Though studios have always relied on sequels and reboots, to offset the risks of making big-budget movies for a mass audience by giving the people what they want, that strategy has become less reliable as audiences become more discerning with the help of social media.
Last summer, sequels to "Star Trek," "X-Men," "Independence Day," "Teenage Mutant Ninja Turtles" and "Alice in Wonderland" all performed worse than their predecessors.
Now, even though they could be poised for a repeat of that scenario, Hollywood studios are sticking with the same strategy. Why? At a time when the risks of failure in the movie business have become more costly, studios are still focusing their efforts on films that are perceived as safe bets, especially with overseas audiences that increasingly drive profits. Additionally, the movie business is notoriously slow to change course because of the time it takes to make big films. So, in some cases, it may be too late for studios to pull the plug on movies that already appear doomed long before they hit theaters.

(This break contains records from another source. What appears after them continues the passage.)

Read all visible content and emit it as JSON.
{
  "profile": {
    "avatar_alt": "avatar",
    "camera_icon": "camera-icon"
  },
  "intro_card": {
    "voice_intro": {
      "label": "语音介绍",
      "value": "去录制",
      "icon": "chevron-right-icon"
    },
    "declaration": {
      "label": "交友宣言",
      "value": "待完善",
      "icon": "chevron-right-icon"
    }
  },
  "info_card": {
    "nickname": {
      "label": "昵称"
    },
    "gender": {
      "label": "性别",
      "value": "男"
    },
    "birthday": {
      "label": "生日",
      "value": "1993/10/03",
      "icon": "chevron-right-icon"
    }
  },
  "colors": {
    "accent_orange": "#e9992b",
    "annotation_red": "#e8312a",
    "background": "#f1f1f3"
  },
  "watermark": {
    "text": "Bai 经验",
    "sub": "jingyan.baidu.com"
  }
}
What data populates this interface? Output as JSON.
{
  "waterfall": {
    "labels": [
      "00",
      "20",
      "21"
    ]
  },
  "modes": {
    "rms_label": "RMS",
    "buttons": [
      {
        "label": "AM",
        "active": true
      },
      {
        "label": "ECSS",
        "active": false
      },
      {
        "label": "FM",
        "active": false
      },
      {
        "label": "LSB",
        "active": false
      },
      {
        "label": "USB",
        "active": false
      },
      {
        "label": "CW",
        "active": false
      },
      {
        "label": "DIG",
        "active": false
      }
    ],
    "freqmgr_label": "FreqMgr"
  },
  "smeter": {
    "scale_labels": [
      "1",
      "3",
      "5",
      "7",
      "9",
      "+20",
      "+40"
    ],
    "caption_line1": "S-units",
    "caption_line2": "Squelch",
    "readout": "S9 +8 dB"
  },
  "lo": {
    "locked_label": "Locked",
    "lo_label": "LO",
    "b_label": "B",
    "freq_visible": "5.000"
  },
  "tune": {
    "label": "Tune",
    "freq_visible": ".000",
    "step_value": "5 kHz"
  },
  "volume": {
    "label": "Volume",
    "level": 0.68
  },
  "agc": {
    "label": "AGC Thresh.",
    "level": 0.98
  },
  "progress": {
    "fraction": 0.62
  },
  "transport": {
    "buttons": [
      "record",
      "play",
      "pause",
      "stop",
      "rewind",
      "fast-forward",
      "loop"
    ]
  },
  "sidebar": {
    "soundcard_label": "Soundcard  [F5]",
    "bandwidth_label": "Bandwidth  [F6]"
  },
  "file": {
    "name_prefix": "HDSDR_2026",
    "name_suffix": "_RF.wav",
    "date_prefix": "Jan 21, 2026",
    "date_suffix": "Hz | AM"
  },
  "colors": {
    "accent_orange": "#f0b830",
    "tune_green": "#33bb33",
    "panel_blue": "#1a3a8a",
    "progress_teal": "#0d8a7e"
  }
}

"Man, this is depressing," one prominent producer, speaking on condition of anonymity to protect studio relationships, said of the summer lineup. "It is just entirely sequels and franchises, and something's got to give."
Indeed, much of the 2017 lineup looks strikingly familiar, despite new faces in the old roles. Remember when Andrew Garfield and
As they serve audiences more of the same on the big screen, studios are putting extraordinary effort into keeping their creaky franchises alive as long as possible. Sony teamed with Marvel Studios, owned by rival Walt Disney Co., for “Spider-Man: Homecoming,” due out July 7. The trailers for the new “Spider-Man” emphasize
The upcoming “Transformers: The Last Knight” — which incorporates the legend of
"It's a different game now, and everybody feels the pressure to go the extra mile," said Megan Colligan, president of worldwide distribution and marketing for Paramount Pictures. "Nobody sits around and says, 'Let's do what we did last time.'"
Disney, for its part, twice delayed the release of its latest installment of the barnacle-crusted "Pirates" series to make sure the movie was seaworthy. As part of a viral campaign for the film, the studio recently sent star Johnny Depp to Disneyland in character as Captain Jack Sparrow, to the delight of fans there.
A representative for Disney declined to comment.
To be sure, the summer includes some movies that are expected to be hits. Among them are "Despicable Me 3," Illumination Entertainment and Universal's animated comedy starring Steve Carell, and Pixar Animation Studios' computer animated repeat "Cars 3."
Warner Bros. also is betting
As the big brands battle for dominance, analysts are holding out hope that
"There's so many movies that could go one way or another," said Shawn Robbins, chief analyst for BoxOffice.com.
Then there are the expensive gambles that look like trouble from the outset.
Even if the summer turns out to be a dud, the industry still has a chance to make up ground during the rest of the year. To the studios, the summer movie season is becoming less important as more of the biggest blockbusters now hit theaters in months like February and March. This year has already seen hits including "Get Out," "Beauty and the Beast" and "The Fate of the Furious." As of last week, movies have grossed $3.7 billion in 2017, up 4% from the same period of time a year ago.
"It is a 12-month calendar, and because there's so many tent poles, everybody spreads them out," said Jeff Goldstein, president of domestic distribution at Warner Bros.
Additionally, the franchises on their third or fifth iterations are still expected to do big business internationally as studios turn their focus to global audiences even if they decline at home. Though "The Fate of the Furious," scored far less business in the U.S. and Canada than 2015's "Furious 7," countries including China pushed the movie past the $1-billion worldwide box-office mark.
"It's just a natural thing," Robbins said. "This is a great example of where studios' attention are shifting to international grosses."